### What you have to do
Everything in the listing must be repeated word for word.

————————

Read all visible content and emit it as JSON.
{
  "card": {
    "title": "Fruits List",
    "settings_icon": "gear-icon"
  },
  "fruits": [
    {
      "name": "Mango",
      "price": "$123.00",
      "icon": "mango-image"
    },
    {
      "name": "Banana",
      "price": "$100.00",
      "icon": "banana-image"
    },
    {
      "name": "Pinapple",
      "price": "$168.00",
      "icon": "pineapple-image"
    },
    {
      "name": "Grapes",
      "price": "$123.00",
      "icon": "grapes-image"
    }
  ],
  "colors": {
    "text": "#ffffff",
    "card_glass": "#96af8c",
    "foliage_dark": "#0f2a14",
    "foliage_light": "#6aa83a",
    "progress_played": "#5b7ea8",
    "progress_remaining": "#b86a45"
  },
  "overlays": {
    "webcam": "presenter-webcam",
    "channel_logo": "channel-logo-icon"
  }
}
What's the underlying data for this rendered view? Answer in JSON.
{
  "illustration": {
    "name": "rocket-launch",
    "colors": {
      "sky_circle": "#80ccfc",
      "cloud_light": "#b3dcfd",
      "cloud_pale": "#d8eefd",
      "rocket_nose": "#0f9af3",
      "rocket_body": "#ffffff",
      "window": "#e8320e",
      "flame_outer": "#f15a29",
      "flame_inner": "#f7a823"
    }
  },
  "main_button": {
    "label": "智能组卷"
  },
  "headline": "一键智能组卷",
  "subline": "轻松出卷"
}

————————

### Exercise result
Read all visible content and emit it as JSON.
{
  "card": {
    "title": "Fruits List",
    "settings_icon": "gear-icon"
  },
  "fruits": [
    {
      "name": "Mango",
      "price": "$123.00",
      "icon": "mango-image"
    },
    {
      "name": "Banana",
      "price": "$100.00",
      "icon": "banana-image"
    },
    {
      "name": "Pinapple",
      "price": "$168.00",
      "icon": "pineapple-image"
    },
    {
      "name": "Grapes",
      "price": "$123.00",
      "icon": "grapes-image"
    }
  ],
  "colors": {
    "text": "#ffffff",
    "card_glass": "#96af8c",
    "foliage_dark": "#0f2a14",
    "foliage_light": "#6aa83a",
    "progress_played": "#5b7ea8",
    "progress_remaining": "#b86a45"
  },
  "overlays": {
    "webcam": "presenter-webcam",
    "channel_logo": "channel-logo-icon"
  }
}
What's the underlying data for this rendered view? Answer in JSON.
{
  "illustration": {
    "name": "rocket-launch",
    "colors": {
      "sky_circle": "#80ccfc",
      "cloud_light": "#b3dcfd",
      "cloud_pale": "#d8eefd",
      "rocket_nose": "#0f9af3",
      "rocket_body": "#ffffff",
      "window": "#e8320e",
      "flame_outer": "#f15a29",
      "flame_inner": "#f7a823"
    }
  },
  "main_button": {
    "label": "智能组卷"
  },
  "headline": "一键智能组卷",
  "subline": "轻松出卷"
}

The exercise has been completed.